Amnesty International at Cornell will be hosting a Mass Incarceration Week of Action, from April 9 to April 13. The week will be dedicated to educating students and spreading awareness regarding flaws in the United States’ current criminal justice system.
“Amnesty International at Cornell had this idea of hosting a week of action to fight against incarceration since last semester,” said Chris Elliott ’20, one of the organizers for the Mass Incarceration Week of Action. “Mass incarceration has significant intersection when talking about how it affects different communities in the United States.”
At the beginning of every semester, Amnesty International allows its general body to discuss what specific human rights issues they feel most passionate about.
“This semester, and past semesters as well, we have repeatedly talked about how mass incarceration is one of the biggest human rights crises happening in the country right now,” Elliott said.

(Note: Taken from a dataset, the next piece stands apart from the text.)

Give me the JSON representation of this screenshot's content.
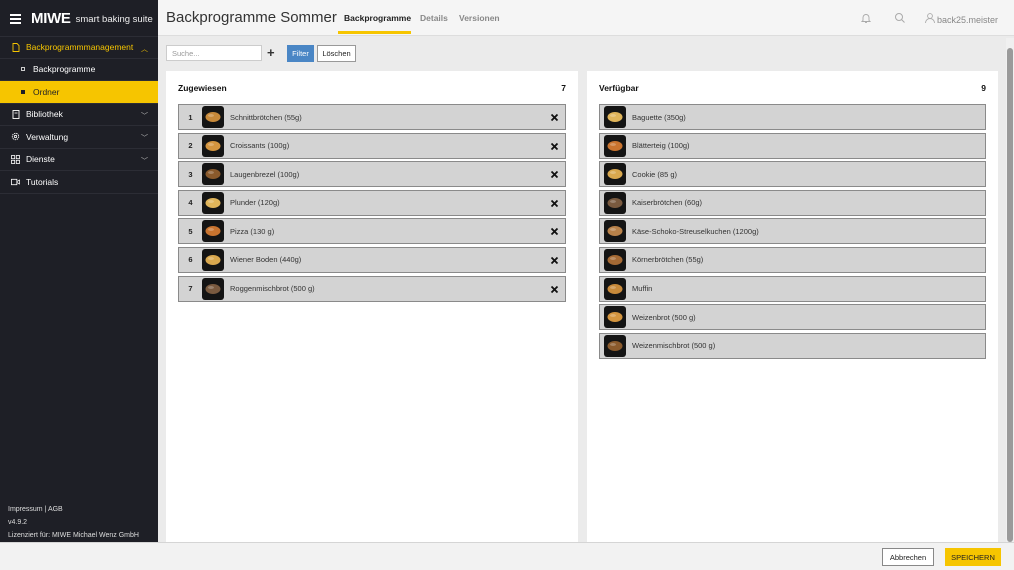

Some of the events of the week include a mass incarceration teach-in by Black Students United, a screening of the documentary 13 by Amnesty International and a talk about the intersection of police brutality and mass incarceration, featuring guest speakers Yusef Salaam, a member of the Innocence Project who served five and half years for a crime he didn’t commit, and Kenneth Chamberlain Jr., the son of the man shot in his own home after police responded to his life alert alarm.
“We also hope to raise awareness about how there is a specific intersection between mass incarceration in different communities,” Elliott said. “We believe there is power in both Yusef Salaam and Kenneth Chamberlain sharing their experiences.”
He said that if student organizations can highlight specific abuses repeatedly, they will prompt students to speak up about these issues and bring about change.
“We would hope, in an ideal world, that after this event, Cornell students would feel inspired to speak out and to write to lawmakers to end mass incarceration as we know it in the United States,” Elliott said.
Emma Lester ’20, co-facilitator of Amnesty International, said that actions as simple as calling your local representative and expressing disapproval of the construction of new jails can send a powerful message for future legislators.
“In that same vein, it’s an international human rights issue, but it’s also very local,” Lester said. “Students here can feel like they are having a tangible impact when they look at the local community, but also know that they are part of an international movement.”